Speakers at a press conference said that a tax on consumption would fix the state's "broken" tax system, reduce cost by eliminating property tax-related offices, and make Nebraska a more attractive place to live.
Senators reconvened Jan. 5 to begin introduction of new bills.
Gov. Jim Pillen gives his inauguration speech at the Nebraska Capitol.
Jim Pillen, a 67-year-old hog operator from Columbus, is the state’s first governor to earn most of his living from farming since George Sheldon left office in 1909. Pillen has put his adult children in charge of the family business while he is in office.
The Internal Revenue Service audited fewer taxpayers last year, according to a new report, although audits of millionaires ticked up slightly.
The Consolidated Appropriations Act, 2023, P.L. 117-328, enacted on Dec. 29 included (as its Division T) the Secure 2.0 Act, which contains several retirement and tax provisions. The Secure 2.0 provisions mostly focus on expanding coverage, increasing retirement savings, and simplifying and clarifying retirement plan rules, but there are other changes included as well.
The anticipated fight over the rules outlining how the Legislature chooses its leaders never materialized on Wednesday. State senators adopted the rules of the last legislative session on Day One of the 2023 session, which will guide the proceedings until lawmakers can consider and vote on permanent rules later this month. That kept in place — at least temporarily — the method of choosing committee chairs by secret ballot, the standard in the Legislature for 50 years.

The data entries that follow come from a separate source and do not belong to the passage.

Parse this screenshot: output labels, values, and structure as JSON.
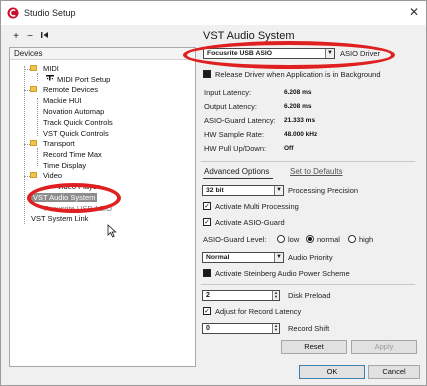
{
  "window": {
    "title": "Studio Setup",
    "close_label": "✕"
  },
  "toolbar": {
    "add_label": "+",
    "remove_label": "−",
    "reset_label": "⏮"
  },
  "devices": {
    "header": "Devices",
    "items": [
      {
        "label": "MIDI"
      },
      {
        "label": "MIDI Port Setup"
      },
      {
        "label": "Remote Devices"
      },
      {
        "label": "Mackie HUI"
      },
      {
        "label": "Novation Automap"
      },
      {
        "label": "Track Quick Controls"
      },
      {
        "label": "VST Quick Controls"
      },
      {
        "label": "Transport"
      },
      {
        "label": "Record Time Max"
      },
      {
        "label": "Time Display"
      },
      {
        "label": "Video"
      },
      {
        "label": "Video Player"
      },
      {
        "label": "VST Audio System"
      },
      {
        "label": "Focusrite USB ASIO"
      },
      {
        "label": "VST System Link"
      }
    ]
  },
  "panel": {
    "title": "VST Audio System",
    "asio_driver": {
      "value": "Focusrite USB ASIO",
      "label": "ASIO Driver"
    },
    "release_driver_label": "Release Driver when Application is in Background",
    "stats": [
      {
        "label": "Input Latency:",
        "value": "6.208 ms"
      },
      {
        "label": "Output Latency:",
        "value": "6.208 ms"
      },
      {
        "label": "ASIO-Guard Latency:",
        "value": "21.333 ms"
      },
      {
        "label": "HW Sample Rate:",
        "value": "48.000 kHz"
      },
      {
        "label": "HW Pull Up/Down:",
        "value": "Off"
      }
    ],
    "tabs": {
      "advanced": "Advanced Options",
      "defaults": "Set to Defaults"
    },
    "processing_precision": {
      "value": "32 bit",
      "label": "Processing Precision"
    },
    "multi_processing_label": "Activate Multi Processing",
    "asio_guard_label": "Activate ASIO-Guard",
    "asio_guard_level": {
      "label": "ASIO-Guard Level:",
      "options": [
        "low",
        "normal",
        "high"
      ]
    },
    "audio_priority": {
      "value": "Normal",
      "label": "Audio Priority"
    },
    "power_scheme_label": "Activate Steinberg Audio Power Scheme",
    "disk_preload": {
      "value": "2",
      "label": "Disk Preload"
    },
    "adjust_latency_label": "Adjust for Record Latency",
    "record_shift": {
      "value": "0",
      "label": "Record Shift"
    },
    "reset_button": "Reset",
    "apply_button": "Apply"
  },
  "footer": {
    "ok": "OK",
    "cancel": "Cancel"
  },
  "colors": {
    "annotation": "#e02020",
    "selection": "#8d8d8d",
    "folder": "#f3c44a"
  }
}
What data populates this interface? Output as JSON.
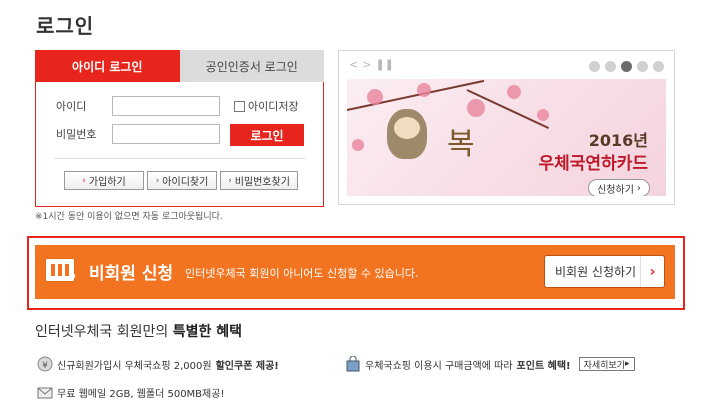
{
  "page": {
    "title": "로그인"
  },
  "login": {
    "tabs": [
      "아이디 로그인",
      "공인인증서 로그인"
    ],
    "id_label": "아이디",
    "pw_label": "비밀번호",
    "id_value": "",
    "pw_value": "",
    "save_id_label": "아이디저장",
    "submit_label": "로그인",
    "buttons": [
      "가입하기",
      "아이디찾기",
      "비밀번호찾기"
    ],
    "notice": "※1시간 동안 이용이 없으면 자동 로그아웃됩니다."
  },
  "banner": {
    "slides_count": 5,
    "active_slide": 3,
    "calligraphy": "복",
    "year": "2016년",
    "title": "우체국연하카드",
    "button_label": "신청하기"
  },
  "non_member": {
    "title": "비회원 신청",
    "description": "인터넷우체국 회원이 아니어도 신청할 수 있습니다.",
    "button_label": "비회원 신청하기"
  },
  "benefits": {
    "title_prefix": "인터넷우체국 회원만의",
    "title_bold": "특별한 혜택",
    "items": [
      {
        "text": "신규회원가입시 우체국쇼핑 2,000원",
        "bold": "할인쿠폰 제공!",
        "icon": "coupon-icon"
      },
      {
        "text": "우체국쇼핑 이용시 구매금액에 따라",
        "bold": "포인트 혜택!",
        "icon": "shopping-bag-icon",
        "more": "자세히보기"
      },
      {
        "text": "무료 웹메일 2GB, 웹폴더 500MB제공!",
        "bold": "",
        "icon": "mail-icon"
      }
    ]
  },
  "colors": {
    "accent": "#e8251c",
    "orange": "#f27420"
  }
}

Several state senators — mostly Democrats in the officially nonpartisan body — say they were disappointed with the way committee membership was decided at the onset of the 90-day session.
State senators put off until later a fight over legislative rules, then spent the first day of the 2023 session on Wednesday electing a new speaker and leaders of legislative committees.
A proposed constitutional amendment that will be introduced on Thursday — the first day senators can introduce legislation in the 108th Legislature — would revert Nebraska’s legislative branch to a time before Nebraska voters approved Norris’ vision for a one-house legislature.
Twenty-six members of the Legislature were sworn into office Jan. 4 as the 108th Nebraska Legislature convened for its 90-day first session. That number includes nine re-elected senators, 16 newly elected senators — including two members who have served in the Legislature previously — and one newly appointed senator.
Instead of the nearly all-White, nearly all-male Legislatures of decades past, the new group of 49 will include a record 18 women. It also includes two Black, two Latino, one Asian American and two openly LGBTQ senators, making it the most diverse Legislature in state history.
Clerk of the Legislature Patrick J. O’Donnell retired at the end of 2022 after serving in the position for 44 years. Prior to his retirement, O’Donnell was the longest-serving active clerk of a state legislature in the country.
Rookie or veteran, they don’t plan on avoiding big issues, based on interviews with the region’s five-member delegation to the 108th Legislature.
The 2023 session of the Nebraska Legislature opens Wednesday, and Day 1 will set the tone for a 90-day session focused on adopting a new, two-year budget and deciding how to use a record-high surplus of funds. Following the swearing-in of 13 newly elected state senators and 11 re-elected incumbents, lawmakers will dive into a debate over whether leaders of legislative committees should be elected via secret ballots, as has been the tradition, or via public votes.
Medical marijuana, criminal justice reforms and education funding are just a few of the priorities for several Lincoln state senators in the upcoming legislative session.
The proposed change to open balloting that reveals how each senator votes on the leadership positions challenges the nonpartisan nature of the Legislature by applying some pressure to align senators with party affiliation.
The 2023 Legislature will convene Wednesday with an array of hot topics waiting in the wings. Contentious issues ranging from allocation of state school aid to implementation of a constitutional amendment requiring voter photo identification are on the likely agenda along with new restrictions on abortion rights and unrestricted recognition of gun rights.
The Internal Revenue Service has issued the 2023 optional standard mileage rates used to calculate the deductible costs of operating an automobile for business, charitable, medical or moving purposes. Beginning Jan. 1, 2023, the standard mileage rates for the use of a car (also vans, pickups or panel trucks) will be: • 65.5 cents per mile driven for business use, up 3 cents from the midyear increase setting the rate for the second half of 2022. • 22 cents per mile driven for medical or moving purposes for qualified active-duty members of the Armed Forces, consistent with the increased midyear rate set for the second half of 2022. • 14 cents per mile driven in service of charitable organizations; the rate is set by statute and remains unchanged from 2022.
During the holidays you order something online and anxiously await its arrival. But then your package doesn’t come when the seller said it would. And worse, you hear nothing. Your happy anticipation is turning to anger and frustration. So now what?